Claes Oldenburg (1929–2022)
19. July 2022
Balancing Tools (1984) in Weil am Rhein, Germany, in front of Vitra Design Museum (1989) by Frank Gehry. (Photo: John Hill/World-Architects)
The famed artist known for oversized sculptures of everyday objects, many carried out with his wife Coosje van Bruggen (1942–2009), died on July 18 at the age of 93.
Claes Oldenburg was one of those artists that architects love, up there with Richard Serra, James Turrell, and Dan Graham. Yet unlike those artists, whose creations are spatial, immersive, and made with elements that could be described as architectural, Oldenburg's figurative sculptures find their appeal through their gigantic scale and how they relate to their natural and urban contexts.
An early and obviously unbuilt project from 1966 found the artist proposing the giant Wing-Nut Monument for Stockholm; as published in the 1969 book Fantastic Architecture, the wing-nut would have moved up and down its screw shaft.
Wing-Nut Monument for Stockholm (1966), in Fantastic Architecture by Wolf Vostell and Dick Higgins (Something Else Press, 1969)
One year later, in 1967 at the Metropolitan Museum of Art, Oldenburg realized his first outdoor public monument: Placid Civic Monument, a performance piece and artwork that consisted of a 6-by-3-foot rectangular hole in the ground dug and filled by gravediggers as part of New York City's Sculpture in Environment exhibition.
Lipstick (Ascending) on Caterpillar Tracks, installed at Yale University in 1969 (first in vinyl but then, in 1974, in steel), was Oldenburg's first large-scale sculpture, basically establishing the format that would continue for the rest of his life and that of Coosje van Bruggen, whom he married in 1977. That year Oldenburg realized the nearly 100-foot-tall Batcolumn in Chicago. From 1981 onwards, the sculptures were signed both Claes Oldenburg and Coosje van Bruggen.

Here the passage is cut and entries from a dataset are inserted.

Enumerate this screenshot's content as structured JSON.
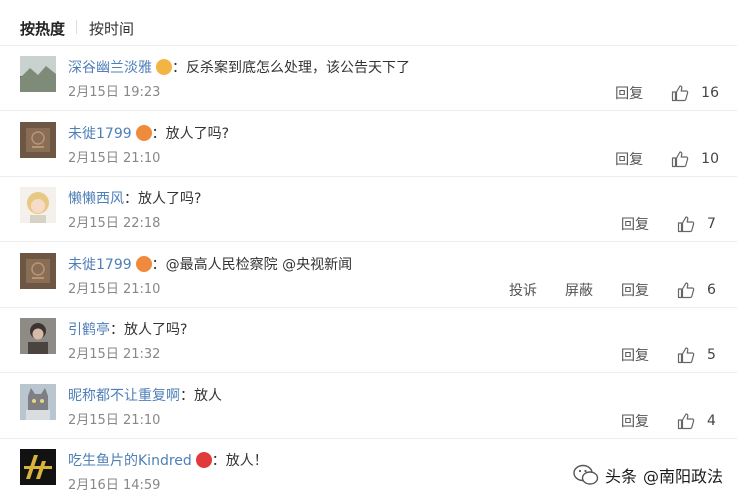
{
  "sort": {
    "hot": "按热度",
    "time": "按时间"
  },
  "comments": [
    {
      "user": "深谷幽兰淡雅",
      "sep": "：",
      "text": "反杀案到底怎么处理，该公告天下了",
      "time": "2月15日 19:23",
      "actions": [
        "回复"
      ],
      "likes": "16",
      "badge_color": "#f2b544",
      "avatar": "avatar-landscape"
    },
    {
      "user": "未徙1799",
      "sep": "：",
      "text": "放人了吗?",
      "time": "2月15日 21:10",
      "actions": [
        "回复"
      ],
      "likes": "10",
      "badge_color": "#f08a3c",
      "avatar": "avatar-brown"
    },
    {
      "user": "懒懒西风",
      "sep": "：",
      "text": "放人了吗?",
      "time": "2月15日 22:18",
      "actions": [
        "回复"
      ],
      "likes": "7",
      "badge_color": "",
      "avatar": "avatar-blonde"
    },
    {
      "user": "未徙1799",
      "sep": "：",
      "text": "@最高人民检察院 @央视新闻",
      "time": "2月15日 21:10",
      "actions": [
        "投诉",
        "屏蔽",
        "回复"
      ],
      "likes": "6",
      "badge_color": "#f08a3c",
      "avatar": "avatar-brown"
    },
    {
      "user": "引鹤亭",
      "sep": "：",
      "text": "放人了吗?",
      "time": "2月15日 21:32",
      "actions": [
        "回复"
      ],
      "likes": "5",
      "badge_color": "",
      "avatar": "avatar-dark"
    },
    {
      "user": "昵称都不让重复啊",
      "sep": "：",
      "text": "放人",
      "time": "2月15日 21:10",
      "actions": [
        "回复"
      ],
      "likes": "4",
      "badge_color": "",
      "avatar": "avatar-cat"
    },
    {
      "user": "吃生鱼片的Kindred",
      "sep": "：",
      "text": "放人！",
      "time": "2月16日 14:59",
      "actions": [],
      "likes": "",
      "badge_color": "#e03a3a",
      "avatar": "avatar-gold"
    }
  ],
  "watermark": {
    "text": "头条",
    "at": "@南阳政法"
  }
}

Frank Gehry's Chiat/Day Building in Venice, California, with Binoculars (1991). (Photo: Bobak Ha'Eri/Wikimedia Commons)
Oldenburg and Van Bruggen were commissioned by the children of Willi Fehlbaum, founder of the furniture company Vitra, to create Balancing Tools for their father's 70th birthday in 1984. The piece depicting a hammer, pliers, and screwdriver — the tools employed by upholsterers, appropriately — in perfect balance, was joined five years later by the adjacent Vitra Design Museum designed by Frank Gehry. (The museum, as in the top photo, often serves as a backdrop to the older sculpture.)
Starting in 1985 the artists and architect would work together on the Chiat/Day Building in Venice, California, where Oldenburg and Van Bruggen stole the show with a giant pair of binoculars serving as the main entrance for the office building. Completed in 1991, the interior of Binoculars was given over for small conference areas capped by round skylights.
Shuttlecocks (1994) at Nelson-Atkins Museum of Art, Kansas City, Missouri. (Photo: Americasroof/Wikimedia Commons)
There are numerous other notable commissions by Oldenburg and Van Bruggen — too many to mention — but a favorite of this writer is Shuttlecocks, installed on the grounds of the Nelson-Atkins Museum of Art in Kansas City, Missouri, in 1994. The artists imagined the neoclassical building as a net, with 17-foot-tall badminton birdies strewn across the lawns on both sides of the museum. Controversial at first, Shuttlecocks is beloved by residents of the Midwestern city and now serves as the symbol for the nearly 90-year-old museum.